Final Seahawks 2013 Regular Season Progress Report
There are plenty of statistical sites on the web. HawkBlogger.com is largely a journal of everything going on with the Seahawks over time. There are times that statistics help to tell that story, and that is why I created this Season Progress Report series a couple years back. A gap in the statistics out there is the ability to freeze points in time, and allow you to rewind and compare how the team has progressed or regressed as the year rolls on. Player splits (e.g., first half of the year vs second half of the year) are common, but team splits are less so, and quarter-season splits can only be found here, from what I know. I track every Seahawks game, and have for years. That allows me to break down trends over any period of time I choose. As this season continues, I will provide a progress report at each quarter point of the year, and highlight other trends I see in-between.
Note: The abbreviation “OPP” appears in the charts below to reflect “opponent.”
Focus on pass rush and pass protection
Focus on turnovers
An offense that exploded in games 9-12, came back to Earth in the final four games of the season. The Seahawks had stepped forward in each aspect of offense that I measure in the last progress report, and have dropped in nearly all of them this time around. It is no coincidence that 3rd Down % dropped the same time as opponent sacks went up. The opposite was true in games 9-12. It is not as simple as the pass protection is breaking down, so the third downs are not being converted. It has been a struggle to gain yardage on early downs, leading to longer third down situations.
It is remarkable how well the Seahawks did on third down in the first quarter of the season given the long yardage they faced. That stretch included possibly their most amazing third down performance of the season when the Seahawks converted 46% of their third down tries that averaged 9.69 yard to go against a fantastic Carolina defense on the road. That was terrific, but not sustainable. Seattle needs to regain their form on early downs to make third down a more attainable conversion as they head into the post-season.
It is worth noting that while we dislike seeing the downward trend in the offense over four games, the trend becomes much less legible when the season is divided in two. The team averaged 25.6 ppg in the first eight games of the year and 26.5 in the last eight. They averaged 339.4 yards per game in the first eight, and 338.6 in the last eight. Those numbers suggest that the offense has not really grown or regressed much over the course of the season. They had ups and downs, but the overall body of work is pretty darn consistent.
One thing they cannot afford to continue is the drop in red zone play. Scoring a touchdown on less than half their red zone possessions will not cut it. The play-calling has been suspect there, and Russell Wilson’s accuracy has been below his standards.
The defense has been making a progress all year. They have lowered their points allowed per game in each of the last three quarters of the year. Opponent explosive plays have gone down every quarter of the season. And red zone defense has been outstanding of late, allowing just 22% of possessions to result in a touchdown.
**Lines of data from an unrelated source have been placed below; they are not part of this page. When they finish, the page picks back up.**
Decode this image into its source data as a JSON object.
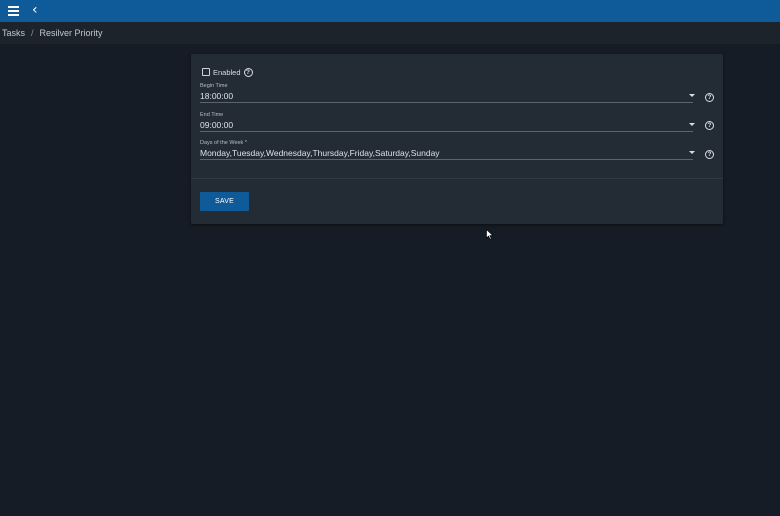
{
  "breadcrumb": {
    "items": [
      "Tasks",
      "Resilver Priority"
    ],
    "separator": "/"
  },
  "form": {
    "enabled_label": "Enabled",
    "enabled_checked": false,
    "begin_time": {
      "label": "Begin Time",
      "value": "18:00:00"
    },
    "end_time": {
      "label": "End Time",
      "value": "09:00:00"
    },
    "days_of_week": {
      "label": "Days of the Week *",
      "value": "Monday,Tuesday,Wednesday,Thursday,Friday,Saturday,Sunday"
    },
    "help_glyph": "?",
    "save_label": "SAVE"
  },
  "colors": {
    "topbar": "#0f5a99",
    "background": "#161c25",
    "card": "#232b35",
    "accent": "#0f5a99"
  },
  "icons": {
    "menu": "hamburger-menu-icon",
    "back": "chevron-left-icon",
    "help": "help-circle-icon",
    "dropdown": "caret-down-icon"
  }
}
This is downright stingy stuff. One word of caution is the big uptick in takeaways the last four games. Takeaways are unpredictable, and while they can be influenced by a defense, it is not something they can control. A fair number of those takeaways came in the opponent end zone. Assuming that will continue is playing with fire.
Seattle can be most proud of the progress in the run defense over the last four games. They could have jumped even higher if the Frank Gore 51-yard run was not in there (in addition to all the subsequent runs on that drive). Even with that bust, the defensive line and linebackers have been playing their best ball of the season against the run. Bad news for Seattle’s opponent is that run defense benefits more from rest than any other group. Fresh interior lineman are priceless. It is no accident that the Seahawks run defense took a step forward after the bye week.
This Seahawks team is not sprinting into the playoffs the way the 2012 team did, but there is a stability and seasoning to this group that separates them from their predecessor. The defense is spending less time trying to prove something to the outside world, and more time competing with history to see just how great they can be. Their attention to detail and focus on the task at hand is at a championship level. The offense has never quite found it’s footing with the ever-changing cast on the offensive line. There were signs of real progress in the final game against the Rams. There is not a player on offense that cannot step up their level of play. The NFC playoff bracket is littered with dominant defenses. Having faced San Francisco, New York, Arizona and St. Louis in the last four games could prove to be the perfect practice gauntlet for the post-season.